What the exercise asks
Whenever the string "Popular" turns up in a line of the data below, copy that line.

Exercise input
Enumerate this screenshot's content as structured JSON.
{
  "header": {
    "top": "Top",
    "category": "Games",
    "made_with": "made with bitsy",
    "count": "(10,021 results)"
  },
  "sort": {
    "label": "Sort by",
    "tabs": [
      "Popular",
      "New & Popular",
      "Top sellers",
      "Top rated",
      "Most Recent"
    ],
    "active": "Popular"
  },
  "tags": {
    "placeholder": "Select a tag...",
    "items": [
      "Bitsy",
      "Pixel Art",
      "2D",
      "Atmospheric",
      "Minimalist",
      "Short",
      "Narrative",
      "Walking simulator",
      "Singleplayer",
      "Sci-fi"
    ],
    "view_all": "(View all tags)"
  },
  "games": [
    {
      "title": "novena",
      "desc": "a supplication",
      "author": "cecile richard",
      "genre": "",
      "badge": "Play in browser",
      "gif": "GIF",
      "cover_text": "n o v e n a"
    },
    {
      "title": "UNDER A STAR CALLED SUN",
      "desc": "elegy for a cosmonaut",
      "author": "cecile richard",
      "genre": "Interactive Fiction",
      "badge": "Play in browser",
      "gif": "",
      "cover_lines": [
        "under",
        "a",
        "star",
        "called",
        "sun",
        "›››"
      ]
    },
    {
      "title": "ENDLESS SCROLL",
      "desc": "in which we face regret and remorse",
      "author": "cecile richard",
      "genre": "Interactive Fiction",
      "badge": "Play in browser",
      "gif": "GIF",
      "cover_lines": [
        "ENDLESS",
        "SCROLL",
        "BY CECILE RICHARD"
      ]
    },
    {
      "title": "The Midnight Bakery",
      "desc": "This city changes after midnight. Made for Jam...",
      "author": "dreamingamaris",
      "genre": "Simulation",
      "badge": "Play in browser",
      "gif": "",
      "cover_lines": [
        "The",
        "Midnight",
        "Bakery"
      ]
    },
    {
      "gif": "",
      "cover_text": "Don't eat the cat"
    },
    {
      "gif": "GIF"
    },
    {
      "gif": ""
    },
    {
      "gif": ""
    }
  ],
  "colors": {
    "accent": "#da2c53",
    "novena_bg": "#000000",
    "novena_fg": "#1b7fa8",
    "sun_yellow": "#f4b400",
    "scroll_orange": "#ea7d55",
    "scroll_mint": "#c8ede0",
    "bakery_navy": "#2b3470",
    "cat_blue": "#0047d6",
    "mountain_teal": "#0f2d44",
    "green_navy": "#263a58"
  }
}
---
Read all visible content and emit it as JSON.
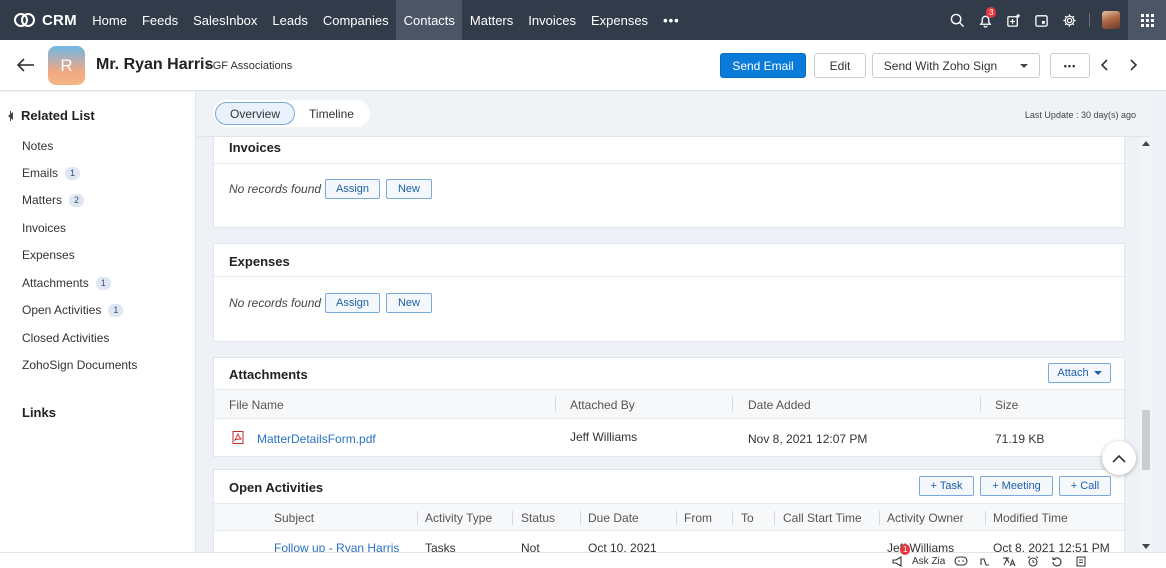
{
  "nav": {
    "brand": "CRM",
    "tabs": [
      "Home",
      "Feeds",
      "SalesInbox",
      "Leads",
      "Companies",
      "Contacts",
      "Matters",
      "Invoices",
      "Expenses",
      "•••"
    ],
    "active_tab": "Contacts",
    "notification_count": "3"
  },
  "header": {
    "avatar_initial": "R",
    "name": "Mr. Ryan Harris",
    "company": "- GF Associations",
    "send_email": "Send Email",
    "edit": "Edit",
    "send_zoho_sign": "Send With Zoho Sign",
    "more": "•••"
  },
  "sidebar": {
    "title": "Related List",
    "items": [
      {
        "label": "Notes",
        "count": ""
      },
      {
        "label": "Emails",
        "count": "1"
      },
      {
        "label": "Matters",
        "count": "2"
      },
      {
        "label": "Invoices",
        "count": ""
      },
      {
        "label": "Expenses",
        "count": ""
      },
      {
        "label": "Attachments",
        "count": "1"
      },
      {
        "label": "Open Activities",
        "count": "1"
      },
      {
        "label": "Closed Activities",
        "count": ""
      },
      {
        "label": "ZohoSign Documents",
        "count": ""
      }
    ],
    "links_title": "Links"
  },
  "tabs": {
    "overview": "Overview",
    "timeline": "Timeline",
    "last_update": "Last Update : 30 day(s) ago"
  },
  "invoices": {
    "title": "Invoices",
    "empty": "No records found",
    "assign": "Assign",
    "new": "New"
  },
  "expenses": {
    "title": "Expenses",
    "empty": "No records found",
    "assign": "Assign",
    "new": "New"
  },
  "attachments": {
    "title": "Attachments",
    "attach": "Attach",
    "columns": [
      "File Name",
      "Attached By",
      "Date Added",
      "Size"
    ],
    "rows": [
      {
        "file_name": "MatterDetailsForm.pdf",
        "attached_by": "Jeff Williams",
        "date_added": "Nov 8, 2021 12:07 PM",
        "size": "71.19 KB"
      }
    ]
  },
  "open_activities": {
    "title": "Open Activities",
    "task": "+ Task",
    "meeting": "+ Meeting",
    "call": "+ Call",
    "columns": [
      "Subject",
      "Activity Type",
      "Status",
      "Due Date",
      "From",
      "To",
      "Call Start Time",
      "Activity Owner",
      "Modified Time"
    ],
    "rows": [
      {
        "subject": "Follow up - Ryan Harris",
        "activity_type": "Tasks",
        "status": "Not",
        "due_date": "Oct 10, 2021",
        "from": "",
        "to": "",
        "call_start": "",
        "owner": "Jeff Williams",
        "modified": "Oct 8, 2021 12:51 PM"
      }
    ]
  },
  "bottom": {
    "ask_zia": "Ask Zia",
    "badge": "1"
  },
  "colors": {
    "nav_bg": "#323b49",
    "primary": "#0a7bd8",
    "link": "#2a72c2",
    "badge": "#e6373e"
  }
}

Your response
      "Popular",
      "New & Popular",
    "active": "Popular"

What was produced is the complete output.